TASK DETAILS ->
Your response needs to be the data below, retyped exactly.

Saved data entries:

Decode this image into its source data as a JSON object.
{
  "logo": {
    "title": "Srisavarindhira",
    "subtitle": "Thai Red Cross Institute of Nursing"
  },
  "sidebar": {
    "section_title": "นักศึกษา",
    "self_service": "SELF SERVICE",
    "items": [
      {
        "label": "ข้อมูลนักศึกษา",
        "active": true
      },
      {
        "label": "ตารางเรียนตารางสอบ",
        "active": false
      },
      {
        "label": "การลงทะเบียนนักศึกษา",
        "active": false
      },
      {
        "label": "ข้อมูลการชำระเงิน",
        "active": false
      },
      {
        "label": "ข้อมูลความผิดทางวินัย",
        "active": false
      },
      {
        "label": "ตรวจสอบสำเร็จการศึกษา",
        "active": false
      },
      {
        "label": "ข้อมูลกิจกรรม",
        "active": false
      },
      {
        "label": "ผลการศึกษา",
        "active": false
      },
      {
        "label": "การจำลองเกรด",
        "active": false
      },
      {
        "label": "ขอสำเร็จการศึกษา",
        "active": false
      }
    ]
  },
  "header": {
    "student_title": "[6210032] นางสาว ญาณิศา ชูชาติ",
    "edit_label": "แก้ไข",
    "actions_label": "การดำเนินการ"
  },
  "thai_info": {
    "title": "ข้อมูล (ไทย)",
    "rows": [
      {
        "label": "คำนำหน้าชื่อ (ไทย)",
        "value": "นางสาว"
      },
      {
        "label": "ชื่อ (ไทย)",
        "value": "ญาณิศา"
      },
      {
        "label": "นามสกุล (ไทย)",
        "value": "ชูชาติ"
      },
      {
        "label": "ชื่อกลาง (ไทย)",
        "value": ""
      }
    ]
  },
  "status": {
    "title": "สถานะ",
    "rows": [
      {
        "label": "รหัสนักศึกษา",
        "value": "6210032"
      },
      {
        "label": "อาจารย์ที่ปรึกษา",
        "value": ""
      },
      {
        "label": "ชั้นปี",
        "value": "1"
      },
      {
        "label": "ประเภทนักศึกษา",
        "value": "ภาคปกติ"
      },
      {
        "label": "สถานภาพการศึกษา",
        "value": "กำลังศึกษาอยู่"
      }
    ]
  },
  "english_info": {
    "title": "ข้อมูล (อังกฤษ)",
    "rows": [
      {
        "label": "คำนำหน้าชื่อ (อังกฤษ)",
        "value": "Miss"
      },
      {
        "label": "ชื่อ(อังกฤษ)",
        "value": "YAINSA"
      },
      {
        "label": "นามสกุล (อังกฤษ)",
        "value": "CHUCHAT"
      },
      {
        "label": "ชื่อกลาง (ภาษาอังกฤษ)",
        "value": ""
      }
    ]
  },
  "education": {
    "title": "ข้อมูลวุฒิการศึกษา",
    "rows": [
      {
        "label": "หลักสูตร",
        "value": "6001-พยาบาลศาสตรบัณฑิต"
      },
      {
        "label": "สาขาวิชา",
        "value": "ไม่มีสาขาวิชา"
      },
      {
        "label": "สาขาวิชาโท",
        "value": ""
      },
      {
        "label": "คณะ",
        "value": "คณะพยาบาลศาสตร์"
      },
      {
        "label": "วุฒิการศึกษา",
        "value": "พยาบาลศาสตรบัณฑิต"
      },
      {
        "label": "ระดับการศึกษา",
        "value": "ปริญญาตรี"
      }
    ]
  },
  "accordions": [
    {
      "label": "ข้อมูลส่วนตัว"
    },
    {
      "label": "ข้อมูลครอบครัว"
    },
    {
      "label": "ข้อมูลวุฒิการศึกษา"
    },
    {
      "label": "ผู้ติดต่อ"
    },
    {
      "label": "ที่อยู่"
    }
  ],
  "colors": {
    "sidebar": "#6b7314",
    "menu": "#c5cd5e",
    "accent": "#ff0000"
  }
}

YOUR RESPONSE ->
Decode this image into its source data as a JSON object.
{
  "logo": {
    "title": "Srisavarindhira",
    "subtitle": "Thai Red Cross Institute of Nursing"
  },
  "sidebar": {
    "section_title": "นักศึกษา",
    "self_service": "SELF SERVICE",
    "items": [
      {
        "label": "ข้อมูลนักศึกษา",
        "active": true
      },
      {
        "label": "ตารางเรียนตารางสอบ",
        "active": false
      },
      {
        "label": "การลงทะเบียนนักศึกษา",
        "active": false
      },
      {
        "label": "ข้อมูลการชำระเงิน",
        "active": false
      },
      {
        "label": "ข้อมูลความผิดทางวินัย",
        "active": false
      },
      {
        "label": "ตรวจสอบสำเร็จการศึกษา",
        "active": false
      },
      {
        "label": "ข้อมูลกิจกรรม",
        "active": false
      },
      {
        "label": "ผลการศึกษา",
        "active": false
      },
      {
        "label": "การจำลองเกรด",
        "active": false
      },
      {
        "label": "ขอสำเร็จการศึกษา",
        "active": false
      }
    ]
  },
  "header": {
    "student_title": "[6210032] นางสาว ญาณิศา ชูชาติ",
    "edit_label": "แก้ไข",
    "actions_label": "การดำเนินการ"
  },
  "thai_info": {
    "title": "ข้อมูล (ไทย)",
    "rows": [
      {
        "label": "คำนำหน้าชื่อ (ไทย)",
        "value": "นางสาว"
      },
      {
        "label": "ชื่อ (ไทย)",
        "value": "ญาณิศา"
      },
      {
        "label": "นามสกุล (ไทย)",
        "value": "ชูชาติ"
      },
      {
        "label": "ชื่อกลาง (ไทย)",
        "value": ""
      }
    ]
  },
  "status": {
    "title": "สถานะ",
    "rows": [
      {
        "label": "รหัสนักศึกษา",
        "value": "6210032"
      },
      {
        "label": "อาจารย์ที่ปรึกษา",
        "value": ""
      },
      {
        "label": "ชั้นปี",
        "value": "1"
      },
      {
        "label": "ประเภทนักศึกษา",
        "value": "ภาคปกติ"
      },
      {
        "label": "สถานภาพการศึกษา",
        "value": "กำลังศึกษาอยู่"
      }
    ]
  },
  "english_info": {
    "title": "ข้อมูล (อังกฤษ)",
    "rows": [
      {
        "label": "คำนำหน้าชื่อ (อังกฤษ)",
        "value": "Miss"
      },
      {
        "label": "ชื่อ(อังกฤษ)",
        "value": "YAINSA"
      },
      {
        "label": "นามสกุล (อังกฤษ)",
        "value": "CHUCHAT"
      },
      {
        "label": "ชื่อกลาง (ภาษาอังกฤษ)",
        "value": ""
      }
    ]
  },
  "education": {
    "title": "ข้อมูลวุฒิการศึกษา",
    "rows": [
      {
        "label": "หลักสูตร",
        "value": "6001-พยาบาลศาสตรบัณฑิต"
      },
      {
        "label": "สาขาวิชา",
        "value": "ไม่มีสาขาวิชา"
      },
      {
        "label": "สาขาวิชาโท",
        "value": ""
      },
      {
        "label": "คณะ",
        "value": "คณะพยาบาลศาสตร์"
      },
      {
        "label": "วุฒิการศึกษา",
        "value": "พยาบาลศาสตรบัณฑิต"
      },
      {
        "label": "ระดับการศึกษา",
        "value": "ปริญญาตรี"
      }
    ]
  },
  "accordions": [
    {
      "label": "ข้อมูลส่วนตัว"
    },
    {
      "label": "ข้อมูลครอบครัว"
    },
    {
      "label": "ข้อมูลวุฒิการศึกษา"
    },
    {
      "label": "ผู้ติดต่อ"
    },
    {
      "label": "ที่อยู่"
    }
  ],
  "colors": {
    "sidebar": "#6b7314",
    "menu": "#c5cd5e",
    "accent": "#ff0000"
  }
}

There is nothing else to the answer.